[Entries from a dataset of interfaces]
--------------------
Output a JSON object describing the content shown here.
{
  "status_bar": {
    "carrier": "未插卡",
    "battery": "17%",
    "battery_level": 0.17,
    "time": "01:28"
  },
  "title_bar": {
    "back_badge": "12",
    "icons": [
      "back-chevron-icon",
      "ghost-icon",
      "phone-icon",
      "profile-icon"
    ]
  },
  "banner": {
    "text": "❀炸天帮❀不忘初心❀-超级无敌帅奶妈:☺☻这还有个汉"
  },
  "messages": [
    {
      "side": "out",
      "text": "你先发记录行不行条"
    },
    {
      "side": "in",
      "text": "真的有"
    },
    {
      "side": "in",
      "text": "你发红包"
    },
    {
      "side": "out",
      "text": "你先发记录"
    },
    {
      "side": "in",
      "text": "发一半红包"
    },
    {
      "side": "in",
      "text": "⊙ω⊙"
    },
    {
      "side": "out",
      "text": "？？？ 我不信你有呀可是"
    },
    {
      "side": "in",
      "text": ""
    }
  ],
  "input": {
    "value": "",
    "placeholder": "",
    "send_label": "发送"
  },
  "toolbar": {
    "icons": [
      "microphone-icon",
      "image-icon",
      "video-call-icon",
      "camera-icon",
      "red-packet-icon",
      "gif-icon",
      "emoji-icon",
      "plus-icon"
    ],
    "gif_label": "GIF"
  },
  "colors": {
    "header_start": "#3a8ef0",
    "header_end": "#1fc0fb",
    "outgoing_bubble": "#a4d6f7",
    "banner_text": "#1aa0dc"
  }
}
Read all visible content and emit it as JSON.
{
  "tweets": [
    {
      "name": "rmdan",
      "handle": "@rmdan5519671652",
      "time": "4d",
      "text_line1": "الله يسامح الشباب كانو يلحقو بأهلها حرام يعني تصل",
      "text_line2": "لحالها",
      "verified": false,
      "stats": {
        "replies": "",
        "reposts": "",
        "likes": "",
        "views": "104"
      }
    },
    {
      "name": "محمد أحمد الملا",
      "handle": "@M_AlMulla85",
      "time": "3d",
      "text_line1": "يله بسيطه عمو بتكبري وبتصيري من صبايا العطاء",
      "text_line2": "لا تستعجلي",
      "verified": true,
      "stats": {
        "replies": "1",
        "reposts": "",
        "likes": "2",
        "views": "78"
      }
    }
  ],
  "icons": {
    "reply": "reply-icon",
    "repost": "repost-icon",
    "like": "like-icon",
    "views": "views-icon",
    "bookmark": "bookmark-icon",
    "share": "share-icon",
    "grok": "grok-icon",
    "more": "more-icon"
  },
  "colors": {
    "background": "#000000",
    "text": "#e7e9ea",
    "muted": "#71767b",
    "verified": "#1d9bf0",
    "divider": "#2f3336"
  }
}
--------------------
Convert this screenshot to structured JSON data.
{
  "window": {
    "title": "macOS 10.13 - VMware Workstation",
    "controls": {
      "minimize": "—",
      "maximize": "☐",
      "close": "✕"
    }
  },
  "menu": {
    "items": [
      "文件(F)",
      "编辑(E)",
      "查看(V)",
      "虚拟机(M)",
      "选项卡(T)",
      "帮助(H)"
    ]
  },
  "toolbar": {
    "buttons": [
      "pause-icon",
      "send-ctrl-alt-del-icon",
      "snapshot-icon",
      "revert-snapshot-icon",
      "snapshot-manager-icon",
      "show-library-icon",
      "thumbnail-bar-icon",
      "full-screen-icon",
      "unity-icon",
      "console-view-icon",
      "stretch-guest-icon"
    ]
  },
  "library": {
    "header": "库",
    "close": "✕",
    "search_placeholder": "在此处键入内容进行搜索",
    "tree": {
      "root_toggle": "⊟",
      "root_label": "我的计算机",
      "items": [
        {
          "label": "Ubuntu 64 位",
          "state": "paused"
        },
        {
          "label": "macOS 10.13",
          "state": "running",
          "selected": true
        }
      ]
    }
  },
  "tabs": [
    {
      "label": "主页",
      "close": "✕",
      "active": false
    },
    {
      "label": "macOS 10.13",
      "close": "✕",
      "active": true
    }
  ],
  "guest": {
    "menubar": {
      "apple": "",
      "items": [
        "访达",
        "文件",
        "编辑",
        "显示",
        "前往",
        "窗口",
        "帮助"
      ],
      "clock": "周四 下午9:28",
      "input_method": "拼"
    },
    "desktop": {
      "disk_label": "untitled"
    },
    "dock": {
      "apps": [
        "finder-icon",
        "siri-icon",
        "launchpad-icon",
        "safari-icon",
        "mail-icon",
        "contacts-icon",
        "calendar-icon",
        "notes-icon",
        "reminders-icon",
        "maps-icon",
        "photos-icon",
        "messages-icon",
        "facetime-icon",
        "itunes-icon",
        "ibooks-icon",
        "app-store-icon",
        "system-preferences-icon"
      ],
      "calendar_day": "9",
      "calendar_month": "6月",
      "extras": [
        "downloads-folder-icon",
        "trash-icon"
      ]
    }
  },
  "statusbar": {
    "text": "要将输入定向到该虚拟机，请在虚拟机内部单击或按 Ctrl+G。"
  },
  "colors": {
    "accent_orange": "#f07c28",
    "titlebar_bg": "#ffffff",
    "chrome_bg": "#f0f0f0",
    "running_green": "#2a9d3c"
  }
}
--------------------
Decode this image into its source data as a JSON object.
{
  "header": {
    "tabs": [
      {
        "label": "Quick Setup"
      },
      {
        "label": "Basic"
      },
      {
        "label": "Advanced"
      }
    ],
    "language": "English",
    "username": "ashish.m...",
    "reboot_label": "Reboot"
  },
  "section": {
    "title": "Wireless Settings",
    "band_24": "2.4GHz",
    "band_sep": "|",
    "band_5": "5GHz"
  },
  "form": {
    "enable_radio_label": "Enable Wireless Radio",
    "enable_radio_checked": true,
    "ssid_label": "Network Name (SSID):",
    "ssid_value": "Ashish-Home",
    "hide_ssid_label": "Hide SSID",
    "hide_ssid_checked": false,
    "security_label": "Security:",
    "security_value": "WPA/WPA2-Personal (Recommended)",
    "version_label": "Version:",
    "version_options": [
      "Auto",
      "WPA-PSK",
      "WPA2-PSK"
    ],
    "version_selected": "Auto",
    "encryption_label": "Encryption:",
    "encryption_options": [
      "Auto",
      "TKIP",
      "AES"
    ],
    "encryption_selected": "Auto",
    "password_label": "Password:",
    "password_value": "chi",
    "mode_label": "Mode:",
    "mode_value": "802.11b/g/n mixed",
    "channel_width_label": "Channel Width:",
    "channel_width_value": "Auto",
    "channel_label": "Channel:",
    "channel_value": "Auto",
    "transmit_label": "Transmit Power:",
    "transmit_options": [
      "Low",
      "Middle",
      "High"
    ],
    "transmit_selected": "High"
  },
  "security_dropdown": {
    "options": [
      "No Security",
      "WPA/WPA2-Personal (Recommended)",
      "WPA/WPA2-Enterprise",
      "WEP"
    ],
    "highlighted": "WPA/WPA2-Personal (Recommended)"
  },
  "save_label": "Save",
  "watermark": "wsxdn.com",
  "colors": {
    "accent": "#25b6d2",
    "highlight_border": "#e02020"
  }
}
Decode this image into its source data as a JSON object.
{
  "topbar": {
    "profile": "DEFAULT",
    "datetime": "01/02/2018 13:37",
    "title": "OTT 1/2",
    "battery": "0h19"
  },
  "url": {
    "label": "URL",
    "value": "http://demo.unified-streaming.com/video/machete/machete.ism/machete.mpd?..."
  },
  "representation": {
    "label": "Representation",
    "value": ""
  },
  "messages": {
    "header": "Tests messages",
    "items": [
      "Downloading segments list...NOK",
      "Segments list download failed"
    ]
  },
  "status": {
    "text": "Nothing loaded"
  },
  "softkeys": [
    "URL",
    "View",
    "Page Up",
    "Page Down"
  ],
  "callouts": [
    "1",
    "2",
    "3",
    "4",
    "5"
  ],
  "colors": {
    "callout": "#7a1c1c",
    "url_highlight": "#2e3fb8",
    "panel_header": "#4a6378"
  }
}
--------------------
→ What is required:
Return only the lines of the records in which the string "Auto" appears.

→ Response area:
      "Auto",
    "version_selected": "Auto",
      "Auto",
    "encryption_selected": "Auto",
    "channel_width_value": "Auto",
    "channel_value": "Auto",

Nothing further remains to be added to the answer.